In this activity for undergraduates, students explore the CLIMAP (Climate: Long-Range Investigation, Mapping and Prediction) model results for differences between the modern and the Last Glacial Maximum (LGM) and discover the how climate and vegetation may have changed in different regions of the Earth based on scientific data.
Goals by activity author:
- This set of animations and interactive simulations from the Byrd Polar Research Center at Ohio State University help students develop an understanding models used to understand the Earth System.
- Students consider the types of data that need to be included in a climate model, looking at inputs and outputs as well as variables, such as land surface, and how to measure changes of different parts of the Earth's surface over time.
ACTIVITY DESCRIPTION AND TEACHING MATERIALS
Explore >> Last Glacial Maximum
TEACHING NOTES / CONTEXT FOR USE
Teaching Notes / Context For Use by CLEAN Reviewers:
- Lesson should start with an introduction to the model that was used in the CLIMAP study.
About the Science
- Engages learners in critical scientific thought by discussing the assumptions made in the CLIMAP study in 1976 and 1984 compared to what we know now about climate change since the Last Glacial Maximum (LGM).
- Model output data is somewhat dated, but because it is focused on paleoclimatic data it still provides valid information about the climatic conditions during the last glacial maximum.
- Passed initial science review - expert science review pending.
About the Pedagogy
- Skimming scientific papers, graphing data on maps and interpretation of maps/data engages students of different learning styles.
- Group work or jigsaw approach will be very effective.
- PowerPoint and student handout are provided.

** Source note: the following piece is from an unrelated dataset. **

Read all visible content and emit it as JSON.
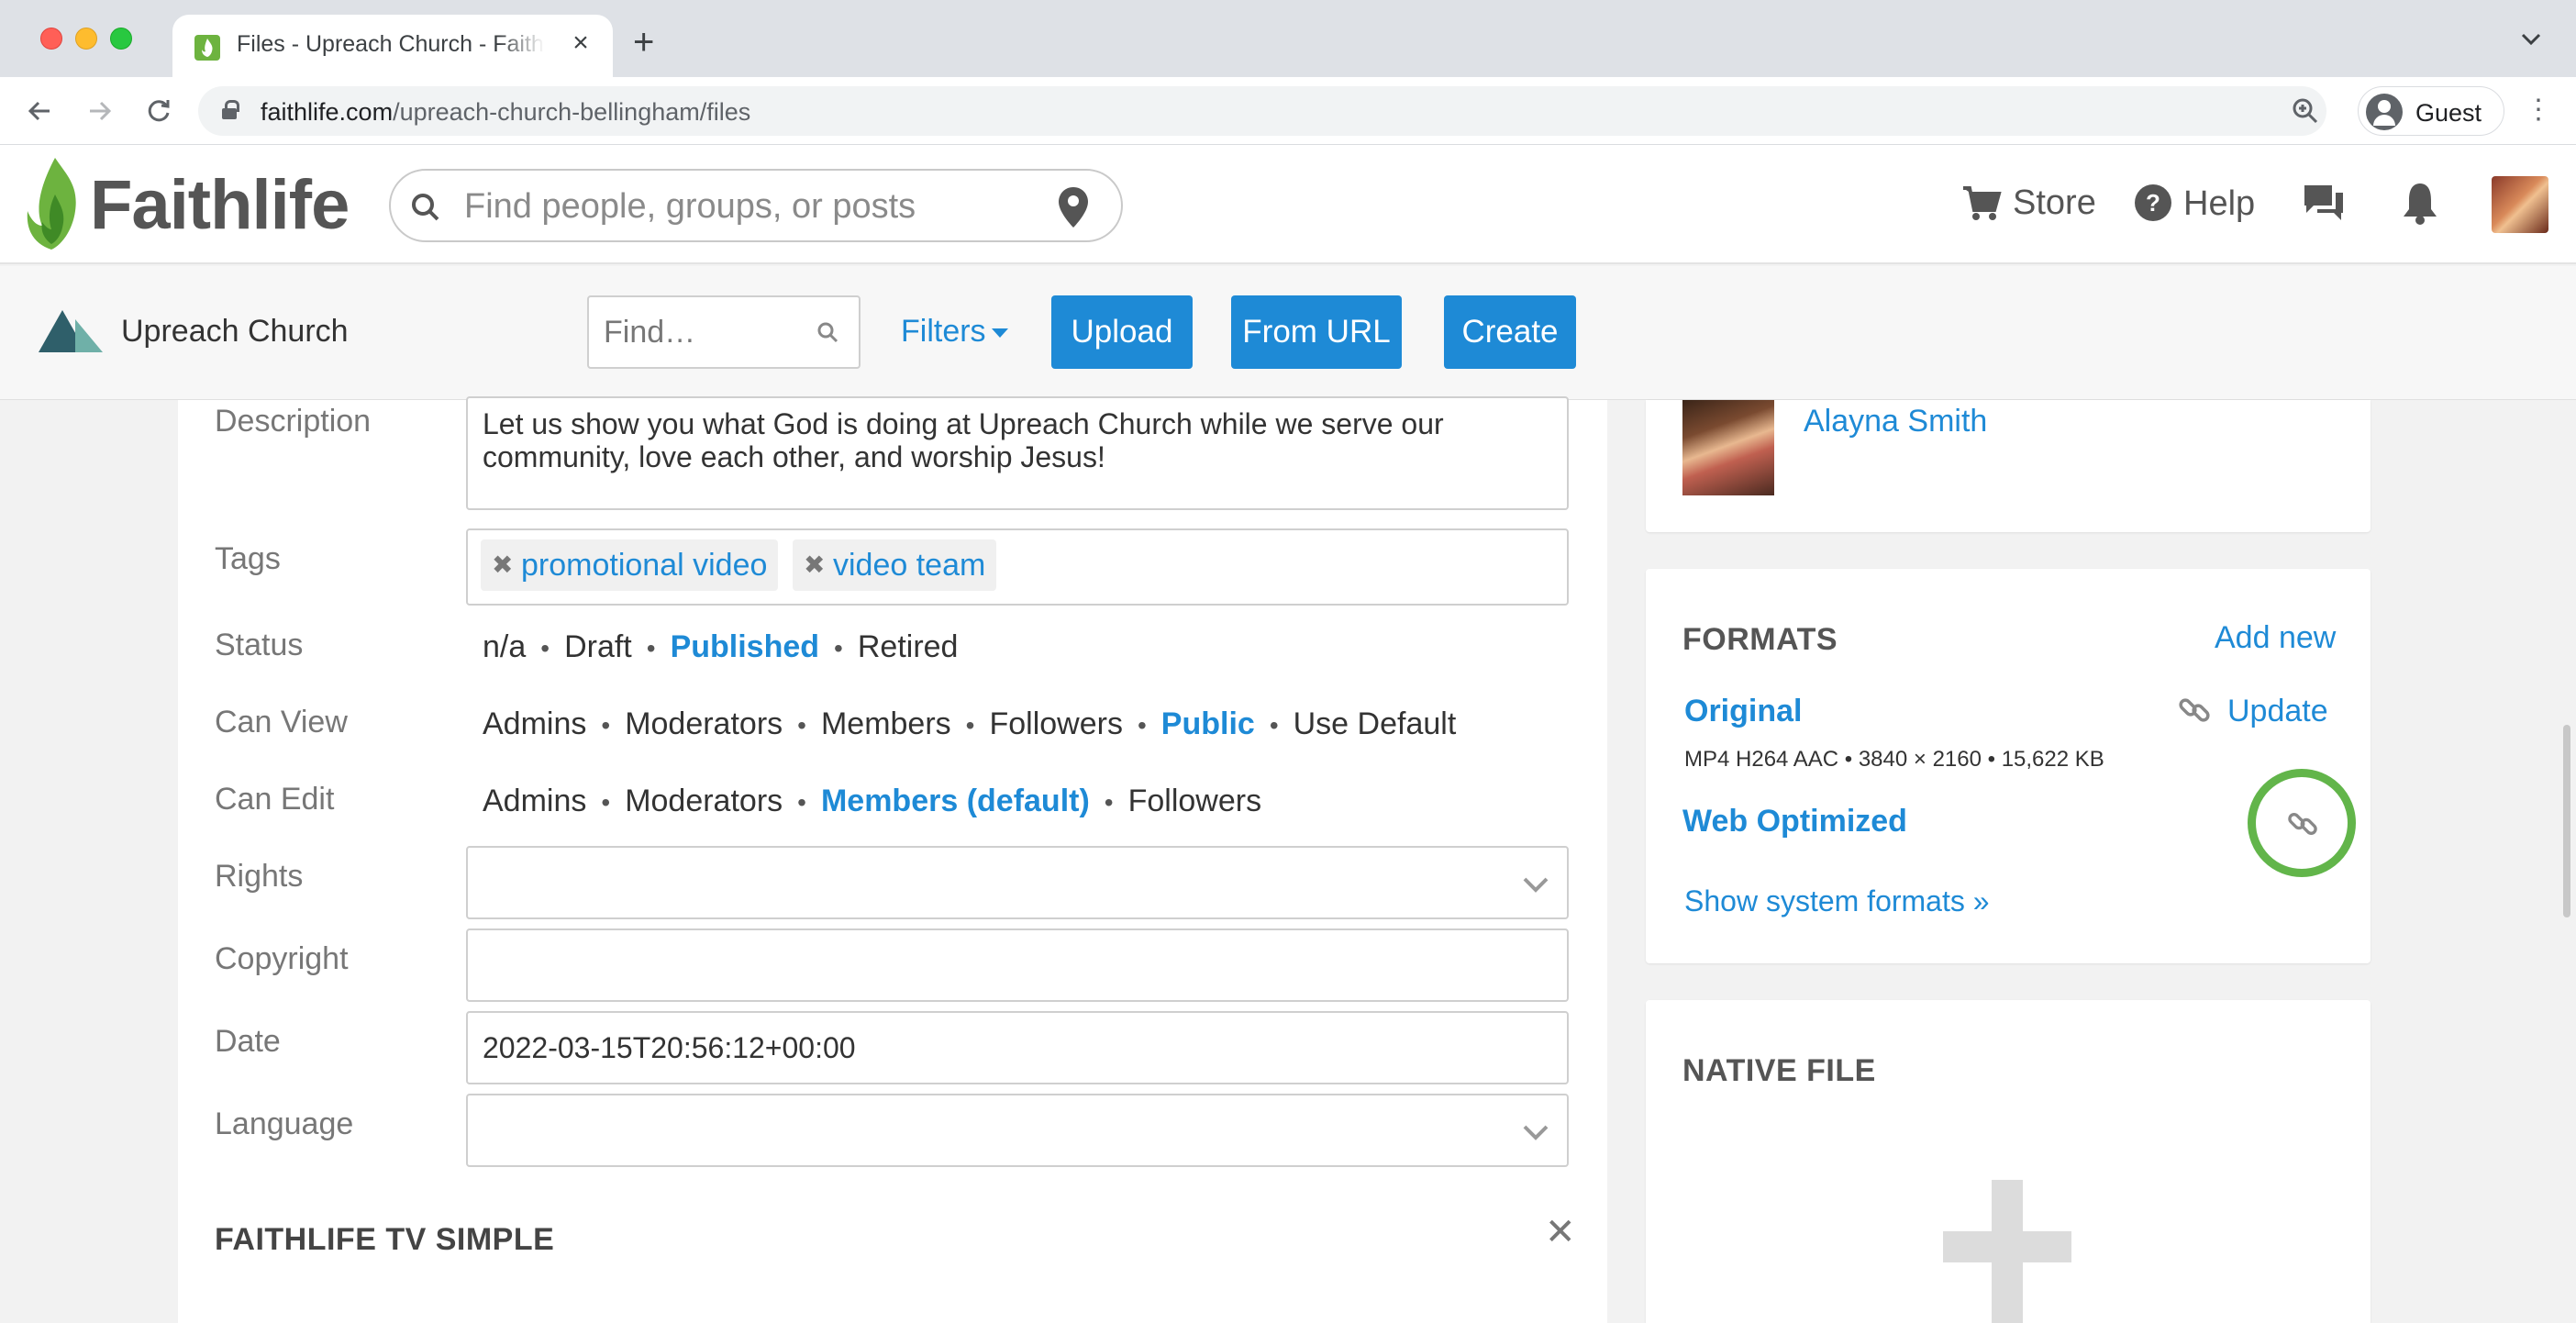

Follow-up questions are suggested.
This resource engages students in using scientific data.
See other data-rich activities
Technical Details/Ease of Use
- Well-designed and relevant materials available. Only background reading is not provided digitally.
Assessment by activity author:
Assignment or exam question: Ask the students to compare their results from the model output exercise with those described in the CLIMAP papers and in the textbook.
Assignment or take home exam question: Ask students how they would redesign the CLIMAP study base on what we know today about the LGM? What different assumptions would they use and what variables would they examine in order to further the state of knowledge of glacial to modern climate change.
REFERENCES AND RESOURCES
Related URLs: These related sites were noted by our reviewers but not been reviewed by CLEAN
- 1976 Science paper not freely available to general public but is free to AAAS members and most educational institutions at: http://www.sciencemag.org/content/191/4232/1131.abstract
- PDF is at: http://courses.washington.edu/proxies/CLIMAP-Ice_Age_Earth_Surface-Sci76.pdf
- 1984 paper not freely available but most educational institutions can get it through ScienceDirect at: http://www.sciencedirect.com/science/article/pii/003358948490098X
- 1988 Science article in PDF: http://www.sciencemag.org/site/feature/data/earthdynamics/se3488001043.pdf
Description by activity author: How the activity is situated in the course This is an in-class activity with an introductory lecture on the CLIMAP project and the Last Glacial Maximum. This activity occurs after discussing glacial-interglacial cycles and Milankovitch orbital hypothesis. I assign a reading before class, Chapter 12 in Earth's Climate – Past and Future by William Ruddiman. The classroom needs computers with internet browsers, internet access, and Adobe Acrobat Reader (for skimming papers).